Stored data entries
┌────────
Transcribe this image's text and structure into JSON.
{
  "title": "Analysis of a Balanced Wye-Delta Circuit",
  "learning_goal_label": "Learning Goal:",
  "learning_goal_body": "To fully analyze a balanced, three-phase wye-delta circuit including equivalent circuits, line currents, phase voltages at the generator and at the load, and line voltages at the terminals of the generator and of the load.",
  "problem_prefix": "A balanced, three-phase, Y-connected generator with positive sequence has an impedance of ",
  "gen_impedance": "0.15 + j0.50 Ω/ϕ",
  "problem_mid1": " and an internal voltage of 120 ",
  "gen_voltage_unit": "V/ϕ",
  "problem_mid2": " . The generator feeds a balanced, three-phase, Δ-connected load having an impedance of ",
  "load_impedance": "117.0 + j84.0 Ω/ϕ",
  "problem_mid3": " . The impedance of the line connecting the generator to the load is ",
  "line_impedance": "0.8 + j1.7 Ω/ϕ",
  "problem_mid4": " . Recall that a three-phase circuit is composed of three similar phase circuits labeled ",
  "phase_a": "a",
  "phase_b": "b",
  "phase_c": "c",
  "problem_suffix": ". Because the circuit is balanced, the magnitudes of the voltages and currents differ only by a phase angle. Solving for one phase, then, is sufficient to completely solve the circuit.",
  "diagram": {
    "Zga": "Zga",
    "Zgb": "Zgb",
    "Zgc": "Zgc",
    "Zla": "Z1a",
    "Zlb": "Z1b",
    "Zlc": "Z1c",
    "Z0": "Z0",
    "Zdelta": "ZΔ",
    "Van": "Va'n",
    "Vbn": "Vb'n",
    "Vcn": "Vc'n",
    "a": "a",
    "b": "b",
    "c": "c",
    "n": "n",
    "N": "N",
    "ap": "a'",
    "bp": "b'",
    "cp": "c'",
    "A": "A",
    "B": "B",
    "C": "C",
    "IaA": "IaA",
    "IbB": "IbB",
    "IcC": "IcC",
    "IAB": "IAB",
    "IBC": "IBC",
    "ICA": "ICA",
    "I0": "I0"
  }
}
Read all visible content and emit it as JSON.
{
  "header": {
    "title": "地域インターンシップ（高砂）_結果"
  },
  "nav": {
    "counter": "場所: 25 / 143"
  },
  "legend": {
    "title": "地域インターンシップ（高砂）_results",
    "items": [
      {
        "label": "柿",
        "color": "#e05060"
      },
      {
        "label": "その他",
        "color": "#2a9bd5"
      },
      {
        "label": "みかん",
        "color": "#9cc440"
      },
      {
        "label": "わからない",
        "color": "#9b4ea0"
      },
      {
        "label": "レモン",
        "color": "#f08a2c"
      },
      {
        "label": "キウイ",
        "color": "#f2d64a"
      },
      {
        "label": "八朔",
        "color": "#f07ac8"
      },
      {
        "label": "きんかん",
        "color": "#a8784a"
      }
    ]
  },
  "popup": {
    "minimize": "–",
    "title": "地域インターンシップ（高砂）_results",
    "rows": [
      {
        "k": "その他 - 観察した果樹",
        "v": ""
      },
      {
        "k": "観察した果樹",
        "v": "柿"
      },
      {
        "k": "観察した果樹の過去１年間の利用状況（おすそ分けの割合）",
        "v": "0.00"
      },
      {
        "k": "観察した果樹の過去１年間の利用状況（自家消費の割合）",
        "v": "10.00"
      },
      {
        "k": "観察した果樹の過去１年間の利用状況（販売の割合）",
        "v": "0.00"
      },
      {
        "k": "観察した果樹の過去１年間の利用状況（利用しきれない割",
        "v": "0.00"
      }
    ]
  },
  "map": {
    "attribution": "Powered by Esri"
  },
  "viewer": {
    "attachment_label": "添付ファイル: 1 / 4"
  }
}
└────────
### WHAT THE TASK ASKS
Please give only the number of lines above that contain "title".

### SOLVED EXERCISE
4